Which lines in the records below contain the word "title"? Copy each one out.
*** Data records ***
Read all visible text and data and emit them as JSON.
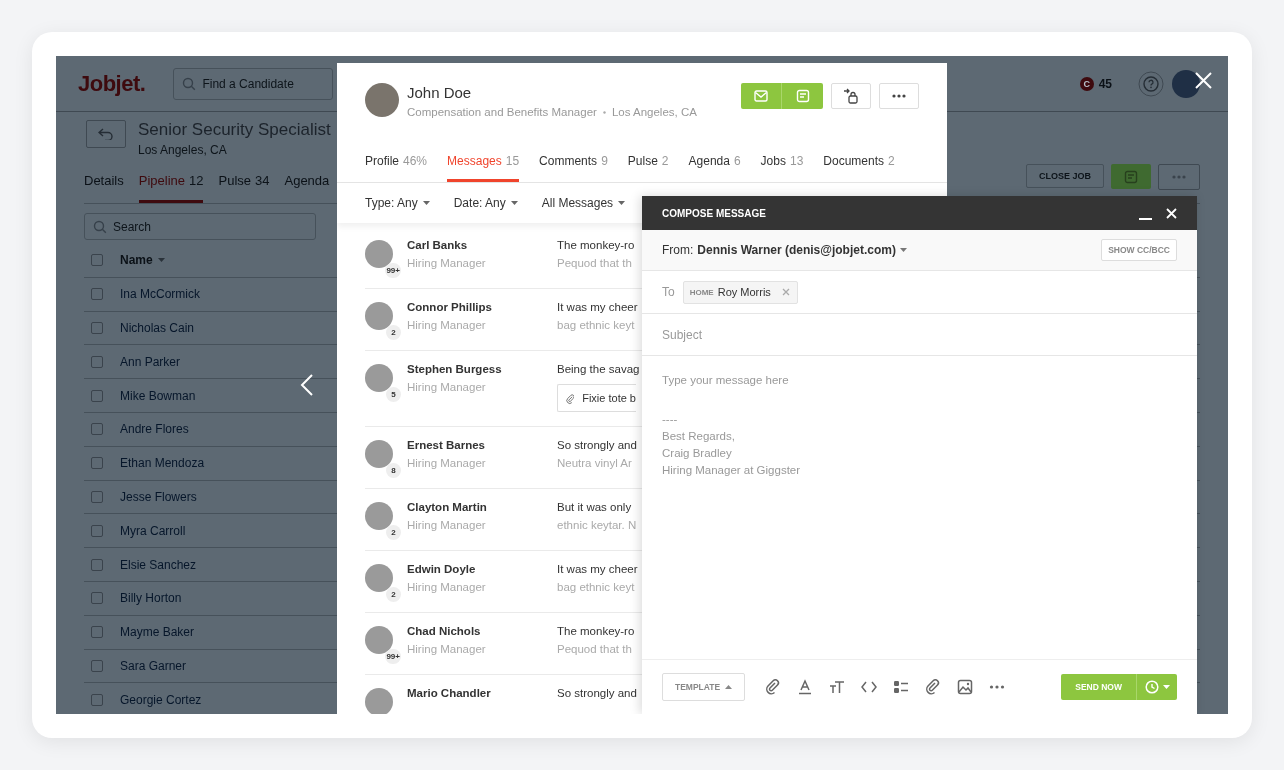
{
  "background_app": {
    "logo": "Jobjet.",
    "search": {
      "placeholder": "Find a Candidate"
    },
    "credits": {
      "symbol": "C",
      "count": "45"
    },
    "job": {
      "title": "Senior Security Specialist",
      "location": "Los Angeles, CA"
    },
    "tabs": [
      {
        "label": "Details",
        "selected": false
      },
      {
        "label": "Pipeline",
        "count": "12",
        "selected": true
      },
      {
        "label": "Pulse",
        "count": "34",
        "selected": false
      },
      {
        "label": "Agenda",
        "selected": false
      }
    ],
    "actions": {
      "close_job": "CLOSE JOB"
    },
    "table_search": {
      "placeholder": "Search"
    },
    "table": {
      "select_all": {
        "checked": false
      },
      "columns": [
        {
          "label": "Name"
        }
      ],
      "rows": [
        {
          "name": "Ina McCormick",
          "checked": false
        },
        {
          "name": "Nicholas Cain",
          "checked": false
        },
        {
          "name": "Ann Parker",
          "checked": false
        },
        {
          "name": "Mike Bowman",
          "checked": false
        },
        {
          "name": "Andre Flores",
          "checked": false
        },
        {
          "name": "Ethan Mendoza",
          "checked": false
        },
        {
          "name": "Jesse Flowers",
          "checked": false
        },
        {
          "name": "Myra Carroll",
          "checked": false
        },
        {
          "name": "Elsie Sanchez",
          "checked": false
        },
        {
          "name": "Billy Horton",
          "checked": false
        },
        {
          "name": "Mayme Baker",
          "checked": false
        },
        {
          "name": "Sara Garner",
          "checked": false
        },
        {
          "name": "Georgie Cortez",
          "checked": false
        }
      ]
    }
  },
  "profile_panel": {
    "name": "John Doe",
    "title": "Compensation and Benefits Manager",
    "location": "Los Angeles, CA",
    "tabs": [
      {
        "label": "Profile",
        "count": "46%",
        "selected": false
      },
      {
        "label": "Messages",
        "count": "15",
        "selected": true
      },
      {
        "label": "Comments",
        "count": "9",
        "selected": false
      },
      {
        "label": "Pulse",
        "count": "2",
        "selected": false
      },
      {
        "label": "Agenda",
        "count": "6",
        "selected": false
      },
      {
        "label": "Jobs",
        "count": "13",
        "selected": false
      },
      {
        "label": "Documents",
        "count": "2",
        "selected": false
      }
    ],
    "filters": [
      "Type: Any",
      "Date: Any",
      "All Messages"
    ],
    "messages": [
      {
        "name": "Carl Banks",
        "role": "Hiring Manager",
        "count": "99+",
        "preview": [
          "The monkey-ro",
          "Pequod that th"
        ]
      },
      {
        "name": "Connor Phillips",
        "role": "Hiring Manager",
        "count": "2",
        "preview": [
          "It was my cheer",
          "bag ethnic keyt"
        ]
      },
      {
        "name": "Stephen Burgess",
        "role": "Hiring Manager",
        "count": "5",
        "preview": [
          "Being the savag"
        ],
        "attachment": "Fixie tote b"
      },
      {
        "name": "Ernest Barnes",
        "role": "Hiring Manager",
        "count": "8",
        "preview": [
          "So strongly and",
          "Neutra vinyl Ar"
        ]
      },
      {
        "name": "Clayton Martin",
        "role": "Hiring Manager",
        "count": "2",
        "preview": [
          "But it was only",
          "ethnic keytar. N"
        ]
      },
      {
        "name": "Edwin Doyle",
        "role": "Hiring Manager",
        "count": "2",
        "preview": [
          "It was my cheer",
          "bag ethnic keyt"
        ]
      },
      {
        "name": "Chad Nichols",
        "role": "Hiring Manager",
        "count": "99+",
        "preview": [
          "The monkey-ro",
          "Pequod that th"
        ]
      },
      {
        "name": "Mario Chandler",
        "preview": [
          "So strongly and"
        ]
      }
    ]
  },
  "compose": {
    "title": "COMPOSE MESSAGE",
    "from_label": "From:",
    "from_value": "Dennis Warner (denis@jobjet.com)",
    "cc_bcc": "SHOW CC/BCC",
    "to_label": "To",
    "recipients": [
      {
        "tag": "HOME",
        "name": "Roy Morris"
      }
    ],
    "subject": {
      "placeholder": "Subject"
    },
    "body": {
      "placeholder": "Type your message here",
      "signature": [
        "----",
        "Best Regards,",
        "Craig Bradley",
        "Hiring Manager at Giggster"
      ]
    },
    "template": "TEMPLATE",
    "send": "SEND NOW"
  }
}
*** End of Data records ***
#### Response to the exercise:
      "title": "Senior Security Specialist",
    "title": "Compensation and Benefits Manager",
    "title": "COMPOSE MESSAGE",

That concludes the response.